**EXERCISE DIRECTIONS**
Only the text is wanted; write out each record below exactly and exclude all pictures.

**EXCERPTED RECORDS**
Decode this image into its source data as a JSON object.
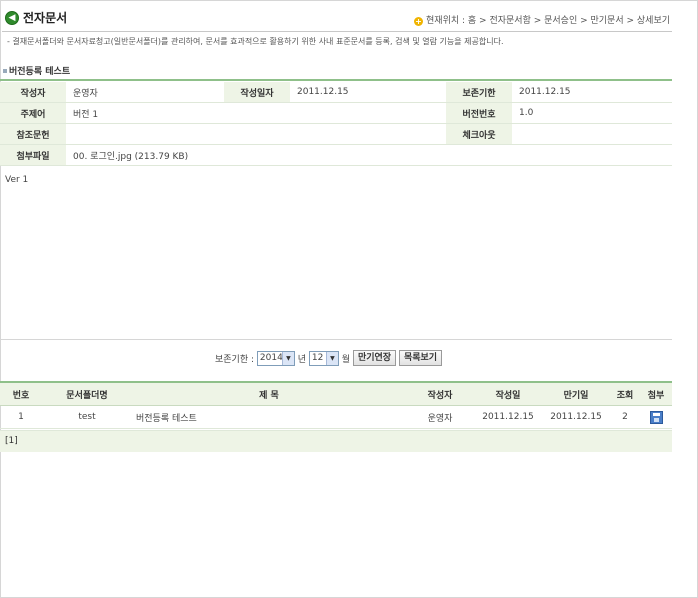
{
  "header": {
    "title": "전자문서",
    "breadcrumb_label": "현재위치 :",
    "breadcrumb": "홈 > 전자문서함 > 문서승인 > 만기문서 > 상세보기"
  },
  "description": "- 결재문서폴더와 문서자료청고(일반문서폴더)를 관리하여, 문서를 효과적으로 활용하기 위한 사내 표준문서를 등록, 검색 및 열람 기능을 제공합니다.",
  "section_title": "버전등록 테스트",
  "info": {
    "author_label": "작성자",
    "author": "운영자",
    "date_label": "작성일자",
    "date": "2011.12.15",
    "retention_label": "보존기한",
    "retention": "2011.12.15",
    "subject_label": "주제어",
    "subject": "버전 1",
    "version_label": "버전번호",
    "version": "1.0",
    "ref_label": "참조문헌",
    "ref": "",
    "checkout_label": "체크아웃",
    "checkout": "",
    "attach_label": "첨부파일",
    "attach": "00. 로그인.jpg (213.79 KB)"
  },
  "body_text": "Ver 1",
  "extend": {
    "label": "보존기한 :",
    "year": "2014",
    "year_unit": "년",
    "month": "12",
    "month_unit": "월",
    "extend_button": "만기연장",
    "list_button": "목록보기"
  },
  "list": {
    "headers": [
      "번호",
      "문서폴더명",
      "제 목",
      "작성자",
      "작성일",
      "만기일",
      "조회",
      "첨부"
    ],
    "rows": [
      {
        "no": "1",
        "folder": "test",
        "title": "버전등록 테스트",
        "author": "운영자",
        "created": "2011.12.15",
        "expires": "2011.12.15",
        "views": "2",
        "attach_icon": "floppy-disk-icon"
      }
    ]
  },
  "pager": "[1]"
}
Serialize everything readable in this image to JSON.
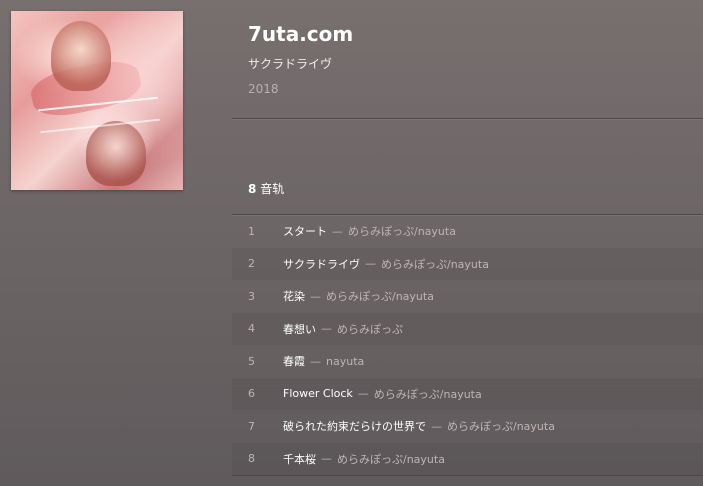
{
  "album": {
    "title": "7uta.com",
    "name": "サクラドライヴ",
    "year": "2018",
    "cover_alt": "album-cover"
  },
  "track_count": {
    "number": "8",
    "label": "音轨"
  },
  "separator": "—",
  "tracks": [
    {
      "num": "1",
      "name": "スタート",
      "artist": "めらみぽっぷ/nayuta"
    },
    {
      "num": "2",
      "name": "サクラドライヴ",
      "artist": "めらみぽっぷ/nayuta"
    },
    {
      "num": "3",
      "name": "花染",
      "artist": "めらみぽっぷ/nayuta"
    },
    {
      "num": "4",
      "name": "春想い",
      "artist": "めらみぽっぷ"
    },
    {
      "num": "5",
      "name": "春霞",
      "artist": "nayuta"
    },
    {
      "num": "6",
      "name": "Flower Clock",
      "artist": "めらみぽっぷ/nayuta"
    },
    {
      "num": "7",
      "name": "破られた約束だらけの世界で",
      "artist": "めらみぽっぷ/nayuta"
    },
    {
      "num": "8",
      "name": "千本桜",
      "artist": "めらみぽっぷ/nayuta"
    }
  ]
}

**WRITTEN REPLY**
Decode this image into its source data as a JSON object.
{
  "header": {
    "title": "전자문서",
    "breadcrumb_label": "현재위치 :",
    "breadcrumb": "홈 > 전자문서함 > 문서승인 > 만기문서 > 상세보기"
  },
  "description": "- 결재문서폴더와 문서자료청고(일반문서폴더)를 관리하여, 문서를 효과적으로 활용하기 위한 사내 표준문서를 등록, 검색 및 열람 기능을 제공합니다.",
  "section_title": "버전등록 테스트",
  "info": {
    "author_label": "작성자",
    "author": "운영자",
    "date_label": "작성일자",
    "date": "2011.12.15",
    "retention_label": "보존기한",
    "retention": "2011.12.15",
    "subject_label": "주제어",
    "subject": "버전 1",
    "version_label": "버전번호",
    "version": "1.0",
    "ref_label": "참조문헌",
    "ref": "",
    "checkout_label": "체크아웃",
    "checkout": "",
    "attach_label": "첨부파일",
    "attach": "00. 로그인.jpg (213.79 KB)"
  },
  "body_text": "Ver 1",
  "extend": {
    "label": "보존기한 :",
    "year": "2014",
    "year_unit": "년",
    "month": "12",
    "month_unit": "월",
    "extend_button": "만기연장",
    "list_button": "목록보기"
  },
  "list": {
    "headers": [
      "번호",
      "문서폴더명",
      "제 목",
      "작성자",
      "작성일",
      "만기일",
      "조회",
      "첨부"
    ],
    "rows": [
      {
        "no": "1",
        "folder": "test",
        "title": "버전등록 테스트",
        "author": "운영자",
        "created": "2011.12.15",
        "expires": "2011.12.15",
        "views": "2",
        "attach_icon": "floppy-disk-icon"
      }
    ]
  },
  "pager": "[1]"
}
Serialize everything readable in this image to JSON.
{
  "album": {
    "title": "7uta.com",
    "name": "サクラドライヴ",
    "year": "2018",
    "cover_alt": "album-cover"
  },
  "track_count": {
    "number": "8",
    "label": "音轨"
  },
  "separator": "—",
  "tracks": [
    {
      "num": "1",
      "name": "スタート",
      "artist": "めらみぽっぷ/nayuta"
    },
    {
      "num": "2",
      "name": "サクラドライヴ",
      "artist": "めらみぽっぷ/nayuta"
    },
    {
      "num": "3",
      "name": "花染",
      "artist": "めらみぽっぷ/nayuta"
    },
    {
      "num": "4",
      "name": "春想い",
      "artist": "めらみぽっぷ"
    },
    {
      "num": "5",
      "name": "春霞",
      "artist": "nayuta"
    },
    {
      "num": "6",
      "name": "Flower Clock",
      "artist": "めらみぽっぷ/nayuta"
    },
    {
      "num": "7",
      "name": "破られた約束だらけの世界で",
      "artist": "めらみぽっぷ/nayuta"
    },
    {
      "num": "8",
      "name": "千本桜",
      "artist": "めらみぽっぷ/nayuta"
    }
  ]
}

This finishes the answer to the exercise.